Other areas where you can provide practical support include self-awareness for career decision making (i.e. understanding interests, abilities, values and personal or context factors that may influence future career choices), opportunity awareness (i.e. identifying and exploring opportunities such as course and career options), decision making, and transition support to help your child manage both current and future transitions.

In the Media

To find out more about the jobs of the future, which industries show growth, and skills and experiences young people can acquire now to accelerate their transition from education to full-time work, see these recently published articles:

Published on both the Conversation and ABC News on 20 February 2019, this article discusses how in the future some jobs will no longer exist, new jobs will be created and most jobs will undergo some form of transformation, and how young Australians can plan for these changes. Drawing upon employment projections from the Department of Jobs and Small Business and research from the Foundation for Young Australians, the article explores jobs of the future, which industries show growth, and skills and experiences young people can acquire now to accelerate their transition from education to full-time work.

Over the next five years, which four sectors are set to dominate employment, and which will be the most ‘future-proof’ jobs? Also, which industries are set to decline by 2023? Published in The New Daily on 1 February 2019, this article draws upon data from the Department of Jobs and Small Business and new analysis by Sydney-based firm McCrindle to answer these questions and offer suggestions on how to ‘future proof’ your career.

One suggestion is to choose a job in one of the sectors tipped to grow over the next five years. Also, if you are keen to protect your livelihood from the threat of automation, choose a job where humans aren’t in danger of being replaced by robots; for example, jobs relying on people skills, creativity, and which require advanced decision-making. Thirdly, invest in transferable skills such as communication skills and management and leadership.
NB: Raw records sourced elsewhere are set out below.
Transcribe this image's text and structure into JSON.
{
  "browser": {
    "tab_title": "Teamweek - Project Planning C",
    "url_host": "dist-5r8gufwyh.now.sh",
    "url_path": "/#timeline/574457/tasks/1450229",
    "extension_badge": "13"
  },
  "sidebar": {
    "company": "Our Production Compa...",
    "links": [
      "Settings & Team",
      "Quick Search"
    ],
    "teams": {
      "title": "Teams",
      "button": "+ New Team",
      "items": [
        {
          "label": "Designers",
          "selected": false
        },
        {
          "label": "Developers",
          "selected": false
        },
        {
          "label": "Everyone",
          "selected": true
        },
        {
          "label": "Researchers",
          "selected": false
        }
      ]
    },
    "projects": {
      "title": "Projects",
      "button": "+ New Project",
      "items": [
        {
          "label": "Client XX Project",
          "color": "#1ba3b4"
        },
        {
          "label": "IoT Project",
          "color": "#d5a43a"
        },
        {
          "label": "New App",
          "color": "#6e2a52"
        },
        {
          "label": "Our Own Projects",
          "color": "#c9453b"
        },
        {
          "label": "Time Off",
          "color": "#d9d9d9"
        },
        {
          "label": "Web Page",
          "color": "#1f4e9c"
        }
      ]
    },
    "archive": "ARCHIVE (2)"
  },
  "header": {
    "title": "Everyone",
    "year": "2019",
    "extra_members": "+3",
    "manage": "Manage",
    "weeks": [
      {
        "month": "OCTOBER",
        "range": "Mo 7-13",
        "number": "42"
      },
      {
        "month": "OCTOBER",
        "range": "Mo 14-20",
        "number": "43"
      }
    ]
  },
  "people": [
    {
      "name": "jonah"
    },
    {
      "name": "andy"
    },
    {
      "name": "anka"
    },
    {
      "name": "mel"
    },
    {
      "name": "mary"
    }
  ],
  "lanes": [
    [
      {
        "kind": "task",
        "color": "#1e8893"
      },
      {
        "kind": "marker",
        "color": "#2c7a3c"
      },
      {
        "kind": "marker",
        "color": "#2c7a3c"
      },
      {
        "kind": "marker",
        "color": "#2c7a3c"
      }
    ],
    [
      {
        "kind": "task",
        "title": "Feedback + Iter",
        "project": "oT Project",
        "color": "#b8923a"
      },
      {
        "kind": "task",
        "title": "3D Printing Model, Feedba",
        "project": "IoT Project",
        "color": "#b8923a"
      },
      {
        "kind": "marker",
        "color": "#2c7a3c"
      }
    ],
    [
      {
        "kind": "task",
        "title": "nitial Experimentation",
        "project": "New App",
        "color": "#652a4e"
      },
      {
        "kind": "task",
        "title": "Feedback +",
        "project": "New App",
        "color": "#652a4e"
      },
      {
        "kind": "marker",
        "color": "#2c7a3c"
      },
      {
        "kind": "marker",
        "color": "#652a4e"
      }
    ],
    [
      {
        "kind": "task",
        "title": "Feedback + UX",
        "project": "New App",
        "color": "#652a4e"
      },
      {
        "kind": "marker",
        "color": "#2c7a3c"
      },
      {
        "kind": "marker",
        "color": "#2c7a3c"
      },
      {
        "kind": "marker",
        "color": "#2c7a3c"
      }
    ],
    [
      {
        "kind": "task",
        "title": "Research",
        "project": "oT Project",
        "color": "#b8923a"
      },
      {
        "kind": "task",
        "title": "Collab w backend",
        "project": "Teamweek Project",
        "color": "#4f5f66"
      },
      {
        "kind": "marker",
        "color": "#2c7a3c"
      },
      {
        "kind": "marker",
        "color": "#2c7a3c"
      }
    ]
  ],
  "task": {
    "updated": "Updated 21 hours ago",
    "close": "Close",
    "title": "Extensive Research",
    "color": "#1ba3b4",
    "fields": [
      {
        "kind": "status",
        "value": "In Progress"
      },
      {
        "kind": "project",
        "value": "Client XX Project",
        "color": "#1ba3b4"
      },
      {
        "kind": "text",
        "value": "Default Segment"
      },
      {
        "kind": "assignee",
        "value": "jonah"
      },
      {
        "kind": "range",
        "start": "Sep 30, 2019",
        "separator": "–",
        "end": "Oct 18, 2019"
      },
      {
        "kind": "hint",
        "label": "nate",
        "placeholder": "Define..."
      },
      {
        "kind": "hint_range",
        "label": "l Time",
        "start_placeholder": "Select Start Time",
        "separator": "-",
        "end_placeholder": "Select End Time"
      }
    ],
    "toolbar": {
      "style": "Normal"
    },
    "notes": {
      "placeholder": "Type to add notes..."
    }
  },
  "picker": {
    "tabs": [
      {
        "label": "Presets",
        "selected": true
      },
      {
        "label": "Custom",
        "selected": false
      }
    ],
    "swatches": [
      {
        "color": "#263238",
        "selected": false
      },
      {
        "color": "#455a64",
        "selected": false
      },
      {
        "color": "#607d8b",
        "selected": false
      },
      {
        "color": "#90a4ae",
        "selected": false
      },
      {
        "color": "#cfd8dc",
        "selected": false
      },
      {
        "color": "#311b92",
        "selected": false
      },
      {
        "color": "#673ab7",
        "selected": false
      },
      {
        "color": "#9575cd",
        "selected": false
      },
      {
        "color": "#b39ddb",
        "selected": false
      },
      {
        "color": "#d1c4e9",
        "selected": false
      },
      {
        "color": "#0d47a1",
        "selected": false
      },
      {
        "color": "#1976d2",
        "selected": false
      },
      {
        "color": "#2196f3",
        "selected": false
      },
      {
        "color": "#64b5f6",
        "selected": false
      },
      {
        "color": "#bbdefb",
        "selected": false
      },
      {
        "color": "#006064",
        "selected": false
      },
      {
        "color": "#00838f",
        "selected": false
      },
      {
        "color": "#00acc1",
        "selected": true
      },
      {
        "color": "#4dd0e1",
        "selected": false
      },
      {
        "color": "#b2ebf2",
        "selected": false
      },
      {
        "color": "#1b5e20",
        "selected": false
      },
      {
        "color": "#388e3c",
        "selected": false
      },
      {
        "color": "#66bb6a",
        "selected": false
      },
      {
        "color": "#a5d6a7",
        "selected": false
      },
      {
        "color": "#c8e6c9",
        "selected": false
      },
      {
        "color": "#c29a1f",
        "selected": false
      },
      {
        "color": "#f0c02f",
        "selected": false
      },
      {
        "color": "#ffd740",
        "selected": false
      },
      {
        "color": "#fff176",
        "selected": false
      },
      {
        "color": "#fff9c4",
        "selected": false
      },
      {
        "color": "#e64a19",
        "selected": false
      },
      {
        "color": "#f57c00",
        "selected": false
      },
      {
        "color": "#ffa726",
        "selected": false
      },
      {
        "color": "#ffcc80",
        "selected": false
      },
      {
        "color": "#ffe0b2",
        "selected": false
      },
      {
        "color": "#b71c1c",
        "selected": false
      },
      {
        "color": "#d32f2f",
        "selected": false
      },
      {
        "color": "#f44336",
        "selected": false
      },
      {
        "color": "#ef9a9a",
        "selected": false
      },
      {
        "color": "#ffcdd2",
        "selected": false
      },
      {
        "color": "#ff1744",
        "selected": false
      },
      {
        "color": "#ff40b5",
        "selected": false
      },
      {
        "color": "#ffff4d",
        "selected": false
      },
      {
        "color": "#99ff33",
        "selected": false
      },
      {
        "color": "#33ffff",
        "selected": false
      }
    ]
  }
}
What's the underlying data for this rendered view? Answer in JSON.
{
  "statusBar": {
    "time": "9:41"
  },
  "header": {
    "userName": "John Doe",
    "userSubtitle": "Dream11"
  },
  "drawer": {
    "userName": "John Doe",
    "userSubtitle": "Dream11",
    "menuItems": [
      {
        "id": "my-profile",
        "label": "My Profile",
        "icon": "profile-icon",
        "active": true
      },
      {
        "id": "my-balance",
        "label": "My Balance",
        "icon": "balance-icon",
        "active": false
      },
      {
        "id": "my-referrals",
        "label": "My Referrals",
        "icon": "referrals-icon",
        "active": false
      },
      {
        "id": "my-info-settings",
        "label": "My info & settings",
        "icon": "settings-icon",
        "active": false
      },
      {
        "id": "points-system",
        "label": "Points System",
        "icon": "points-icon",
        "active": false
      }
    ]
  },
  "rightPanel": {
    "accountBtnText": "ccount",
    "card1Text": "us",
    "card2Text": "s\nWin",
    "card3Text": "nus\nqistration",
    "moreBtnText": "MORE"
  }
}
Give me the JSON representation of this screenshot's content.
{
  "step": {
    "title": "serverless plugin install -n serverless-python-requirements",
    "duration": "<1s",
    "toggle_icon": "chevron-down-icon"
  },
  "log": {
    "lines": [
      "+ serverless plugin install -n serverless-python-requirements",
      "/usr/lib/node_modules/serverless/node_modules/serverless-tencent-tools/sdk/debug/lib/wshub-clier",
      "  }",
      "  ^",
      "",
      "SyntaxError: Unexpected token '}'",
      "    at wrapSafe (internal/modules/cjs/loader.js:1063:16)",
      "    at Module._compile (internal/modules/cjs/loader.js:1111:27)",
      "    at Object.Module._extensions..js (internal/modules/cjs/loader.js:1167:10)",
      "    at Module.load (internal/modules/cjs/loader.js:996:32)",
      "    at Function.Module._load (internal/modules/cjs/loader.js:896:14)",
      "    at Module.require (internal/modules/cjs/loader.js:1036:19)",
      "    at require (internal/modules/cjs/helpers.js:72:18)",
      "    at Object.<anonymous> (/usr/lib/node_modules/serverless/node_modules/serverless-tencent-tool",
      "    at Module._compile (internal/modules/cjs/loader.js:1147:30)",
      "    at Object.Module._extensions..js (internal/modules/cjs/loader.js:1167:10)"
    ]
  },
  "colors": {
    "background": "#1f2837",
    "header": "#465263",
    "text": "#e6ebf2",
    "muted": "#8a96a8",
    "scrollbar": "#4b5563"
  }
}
According to social analyst Mark McCrindle, ‘It is prudent for young people and their parents to take these projections into account as they plan school and university subjects and career paths. The advice to “just follow your passion” could be enhanced by looking at what jobs are experiencing growth trends to line up one’s passion with reality.’

The types of jobs 7–11 year olds are choosing are similar to those of 17–18 year olds, according to new analysis by UK charity Education and Employers—see World Economic Forum article from 22 January 2019. Culture, media and sport occupations were the top choices of job types, according to the analysis that examined the career aspirations of young people in the UK and mapped these against projected labour market demand. The narrow spectrum of aspirations was described as ‘particularly worrying since previous research has shown that there is statistically “nothing in common” between teenagers’ career ambitions and projected labour market demand.’

The author, CEO of Education and Employers, noted that teenagers’ aspirations often do not match up with their knowledge and expectation of the level of education needed. ‘Commonly, young people are unable to understand the breadth of ultimate job opportunities across the economy, leading them to potentially identify unrealistic career aspirations.’ He referred to previous research that suggested that teenagers who underestimate the qualifications needed for their desired profession are more likely to be unemployed in their early 20s. ‘We now know that this mismatch is set at a young age and heavily influenced by socio-economic background, gender and the role models seen by children.’

So, given that gender stereotyping about jobs starts at a young age and is a global phenomenon, how can we open our children’s eyes to an amazing world of possibilities? One way is to enable children to meet a range of people and have the opportunity to ask them questions about their jobs and career routes. ‘This kind of interaction between volunteers from the world of work, and young people, helps increase motivation, raises awareness about different jobs and the skills needed, and challenges stereotypes.’